2021 is not 2009, mainly because the old expectation that belittling Israel is the key to the hearts and minds of most Arabs is not the case anymore. There is something else at play. Obama was an ideologue; Biden is not. The former considered himself a prophet of change, the latter seems himself as a healer. Obama had a Senate majority on his side, and the Senate is so significant in terms of foreign policy. Biden most likely will not have the Senate on his side. Here lies the opportunity for Israeli policymakers – first and foremost Netanyahu – until the next Israeli elections (I predict they will be held sometime in 2021).

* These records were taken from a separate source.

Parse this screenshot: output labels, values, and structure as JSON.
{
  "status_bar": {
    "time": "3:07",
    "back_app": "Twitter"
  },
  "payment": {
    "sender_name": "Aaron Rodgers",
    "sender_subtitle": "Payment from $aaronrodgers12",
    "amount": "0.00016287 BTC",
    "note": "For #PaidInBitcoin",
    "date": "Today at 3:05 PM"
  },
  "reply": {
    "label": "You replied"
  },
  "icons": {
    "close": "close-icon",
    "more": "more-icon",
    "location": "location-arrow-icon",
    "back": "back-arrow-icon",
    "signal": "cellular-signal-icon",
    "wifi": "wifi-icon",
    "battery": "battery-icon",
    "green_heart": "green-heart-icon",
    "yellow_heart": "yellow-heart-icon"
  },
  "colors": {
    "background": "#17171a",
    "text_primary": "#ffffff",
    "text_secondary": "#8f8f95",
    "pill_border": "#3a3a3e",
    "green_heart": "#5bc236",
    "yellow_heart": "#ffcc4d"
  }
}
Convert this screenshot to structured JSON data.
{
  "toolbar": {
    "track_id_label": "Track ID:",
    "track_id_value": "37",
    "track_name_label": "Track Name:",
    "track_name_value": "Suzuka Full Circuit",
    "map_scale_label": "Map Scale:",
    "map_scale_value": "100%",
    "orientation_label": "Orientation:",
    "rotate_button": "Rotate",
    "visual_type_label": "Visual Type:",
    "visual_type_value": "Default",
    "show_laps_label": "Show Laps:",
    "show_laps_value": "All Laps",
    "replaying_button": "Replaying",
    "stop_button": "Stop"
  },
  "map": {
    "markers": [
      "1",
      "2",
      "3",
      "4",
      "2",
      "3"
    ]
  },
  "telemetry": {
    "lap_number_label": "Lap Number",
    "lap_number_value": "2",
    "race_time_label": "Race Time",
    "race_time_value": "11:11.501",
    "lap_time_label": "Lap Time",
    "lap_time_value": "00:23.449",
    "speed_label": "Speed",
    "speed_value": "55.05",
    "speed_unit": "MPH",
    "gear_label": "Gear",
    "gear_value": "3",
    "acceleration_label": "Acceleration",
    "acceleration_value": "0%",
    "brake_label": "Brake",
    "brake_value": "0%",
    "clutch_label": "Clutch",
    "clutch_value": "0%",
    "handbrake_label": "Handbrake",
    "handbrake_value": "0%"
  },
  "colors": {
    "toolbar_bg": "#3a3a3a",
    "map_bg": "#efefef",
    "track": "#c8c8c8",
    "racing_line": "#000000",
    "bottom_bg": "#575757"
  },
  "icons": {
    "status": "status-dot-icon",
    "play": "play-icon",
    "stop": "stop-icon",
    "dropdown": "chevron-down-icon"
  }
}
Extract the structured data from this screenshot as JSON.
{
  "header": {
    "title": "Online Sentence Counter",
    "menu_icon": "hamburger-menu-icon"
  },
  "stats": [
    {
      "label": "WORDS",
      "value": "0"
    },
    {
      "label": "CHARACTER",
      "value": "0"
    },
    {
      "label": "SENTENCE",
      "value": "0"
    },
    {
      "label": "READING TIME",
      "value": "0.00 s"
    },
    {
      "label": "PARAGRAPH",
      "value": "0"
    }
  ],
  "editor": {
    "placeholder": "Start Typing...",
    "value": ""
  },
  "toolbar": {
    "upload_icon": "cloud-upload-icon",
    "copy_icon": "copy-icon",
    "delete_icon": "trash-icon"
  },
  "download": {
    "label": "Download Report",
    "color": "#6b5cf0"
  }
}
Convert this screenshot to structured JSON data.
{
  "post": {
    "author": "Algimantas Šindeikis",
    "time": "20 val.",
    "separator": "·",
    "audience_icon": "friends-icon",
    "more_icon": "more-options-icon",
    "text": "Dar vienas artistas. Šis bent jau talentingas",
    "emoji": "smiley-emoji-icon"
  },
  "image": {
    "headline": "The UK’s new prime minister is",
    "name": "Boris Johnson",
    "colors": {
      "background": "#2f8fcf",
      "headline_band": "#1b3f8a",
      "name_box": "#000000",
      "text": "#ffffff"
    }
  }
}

Refrain from the arrogant “we told you so” comments regarding Obama and Biden. Despite the obvious  temptations, do not engage now in provocative steps coordinated with the Trump administration designed to sabotage the incoming Biden administration’s Middle East policy. Establish a task force to already now deal with the Biden team. Make use of the newest and greatest asset of Israeli foreign policy these days – the normalization with Arab countries – to form a joint strategy with these states, and do all this without breaking up with the Republicans.
The overall aim is to include bipartisan support for Israel as one of the key agreements between Biden and the Republicans. Biden may have no choice but to compromise with the Republicans, if indeed the Senate stays out of his grasp. All this falls within the category of easier said than done. The point is that the stakes are high, and when there is doom and gloom versus challenge and opportunity, let us give a chance to the latter!
The writer is a Middle East expert who has taught at Tel Aviv University, the Hebrew University of Jerusalem and Bar-Ilan University, Cornell University, City College of New York and York University (Canada), and is currently at the University of South Carolina, where he was chosen as best professor for 2019 by the student newspaper